  • It started with me getting hit broadside on June 3rd and still working through several ETAs for the necessary part.
  • One of our ladies was heading to Indy for a quilting show and a semi sideswiped her.
  • One of our young men was hit head on. His ankle is broke significantly and may require further surgery.
  • Another had a car pull out in front of him on the way to a wedding. He and his fiance were shook up but the car is toast.
  • One young lady was rear-ended as she was turning into the church lot this past Saturday. She has a concussion and will be very, very sore.
  • One young lady’s 90+ y/o grandmother got COVID and they still don’t know how. She is, at least, able to get up and not lay around.
  • The church secretary’s father had a massive brain bleed on Thursday and was in a coma.  Yesterday afternoon he went to be with Jesus.
  • A 13 y/o has been placed in a center to get help with his anxiety, depression, and suicidal thoughts.
  • Our youth pastor, Ryan, is slowly watching his father waste away from cancer.

There are more, but you get the picture. As I thought about all of the “stuff” hitting us, I refused to have a pity party. I thought of Daniel and I thought of something I read this past week:

God is still God even when we don’t understand His ways.

The nonbeliever cannot sync with the idea of trials and suffering and a good God.  But the follower of Jesus can. We must choose to worship God and to trust His goodness, sovereignty, and power. We remind the world around us that we are in the hands of the One who controls it all. God is still God; I am still me; and He is still in charge.

And I must also say that I am not leaving out the idea this is a Satanic attack on our church fellowship. Add to the above the masks, the fear people have, the political sides being taken on social media and yeah…I am a firm believer this could very well be a Satanic attack.

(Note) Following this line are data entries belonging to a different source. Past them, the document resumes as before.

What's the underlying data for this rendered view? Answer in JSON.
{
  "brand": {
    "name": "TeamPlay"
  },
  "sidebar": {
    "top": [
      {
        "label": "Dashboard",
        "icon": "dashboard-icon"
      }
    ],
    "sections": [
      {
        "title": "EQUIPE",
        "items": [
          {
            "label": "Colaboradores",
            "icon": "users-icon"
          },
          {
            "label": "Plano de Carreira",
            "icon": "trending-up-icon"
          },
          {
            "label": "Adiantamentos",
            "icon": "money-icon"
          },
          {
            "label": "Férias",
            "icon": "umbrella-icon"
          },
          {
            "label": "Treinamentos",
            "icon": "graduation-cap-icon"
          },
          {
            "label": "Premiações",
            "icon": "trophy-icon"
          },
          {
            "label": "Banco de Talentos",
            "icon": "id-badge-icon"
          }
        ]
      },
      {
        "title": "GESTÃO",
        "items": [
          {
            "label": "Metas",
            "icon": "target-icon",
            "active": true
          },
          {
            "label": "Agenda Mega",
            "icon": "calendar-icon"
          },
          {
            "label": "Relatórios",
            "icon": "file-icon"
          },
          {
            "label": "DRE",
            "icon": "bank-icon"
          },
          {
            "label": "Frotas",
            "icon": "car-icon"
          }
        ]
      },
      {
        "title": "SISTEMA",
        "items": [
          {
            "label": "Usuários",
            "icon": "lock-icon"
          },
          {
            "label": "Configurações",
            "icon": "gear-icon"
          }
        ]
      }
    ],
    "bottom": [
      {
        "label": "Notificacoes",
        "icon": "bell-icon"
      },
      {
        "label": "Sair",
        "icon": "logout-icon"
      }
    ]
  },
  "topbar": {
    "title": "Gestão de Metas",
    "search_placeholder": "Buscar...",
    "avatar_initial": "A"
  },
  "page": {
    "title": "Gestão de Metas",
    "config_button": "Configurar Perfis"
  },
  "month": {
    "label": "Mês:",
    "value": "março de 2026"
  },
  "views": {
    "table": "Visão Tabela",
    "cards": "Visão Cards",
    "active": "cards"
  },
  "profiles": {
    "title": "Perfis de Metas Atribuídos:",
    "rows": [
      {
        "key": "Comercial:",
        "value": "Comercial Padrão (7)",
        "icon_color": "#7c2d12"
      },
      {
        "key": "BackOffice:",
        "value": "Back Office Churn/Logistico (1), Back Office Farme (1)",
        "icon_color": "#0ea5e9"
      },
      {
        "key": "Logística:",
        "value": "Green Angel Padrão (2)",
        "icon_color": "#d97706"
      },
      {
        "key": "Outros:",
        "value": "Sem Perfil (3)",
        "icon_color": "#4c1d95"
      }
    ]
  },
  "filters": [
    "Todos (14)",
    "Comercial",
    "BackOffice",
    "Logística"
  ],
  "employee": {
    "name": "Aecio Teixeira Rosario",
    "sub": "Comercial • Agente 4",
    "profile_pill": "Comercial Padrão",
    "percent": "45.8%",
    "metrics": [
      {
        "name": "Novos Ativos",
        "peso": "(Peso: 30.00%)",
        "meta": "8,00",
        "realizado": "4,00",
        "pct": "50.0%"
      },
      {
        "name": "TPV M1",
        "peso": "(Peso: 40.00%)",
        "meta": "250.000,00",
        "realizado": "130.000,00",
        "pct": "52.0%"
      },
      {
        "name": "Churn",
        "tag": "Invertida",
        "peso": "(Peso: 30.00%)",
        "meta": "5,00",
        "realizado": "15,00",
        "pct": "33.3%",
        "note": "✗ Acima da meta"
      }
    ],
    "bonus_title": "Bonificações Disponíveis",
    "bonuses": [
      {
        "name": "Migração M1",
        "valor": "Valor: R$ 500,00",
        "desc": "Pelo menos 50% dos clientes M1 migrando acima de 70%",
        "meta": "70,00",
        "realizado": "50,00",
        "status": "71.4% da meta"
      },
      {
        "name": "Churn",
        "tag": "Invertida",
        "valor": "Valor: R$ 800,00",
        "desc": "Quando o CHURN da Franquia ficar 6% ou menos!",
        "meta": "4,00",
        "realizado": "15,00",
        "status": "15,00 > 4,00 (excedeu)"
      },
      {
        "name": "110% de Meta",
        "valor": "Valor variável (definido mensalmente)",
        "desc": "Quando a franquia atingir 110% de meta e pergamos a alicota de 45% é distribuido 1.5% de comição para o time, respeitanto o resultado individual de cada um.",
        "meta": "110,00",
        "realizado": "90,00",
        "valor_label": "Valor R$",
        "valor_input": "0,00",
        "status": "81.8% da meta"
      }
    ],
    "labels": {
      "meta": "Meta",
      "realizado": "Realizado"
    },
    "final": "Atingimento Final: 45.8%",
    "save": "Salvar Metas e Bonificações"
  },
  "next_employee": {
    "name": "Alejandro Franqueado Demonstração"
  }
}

“Father, I don’t understand but I’m certainly not going to blame You. You have been, are now, and always will be in charge.”

{Quote from The Daniel Dilemma by Chris Hodges, page 91}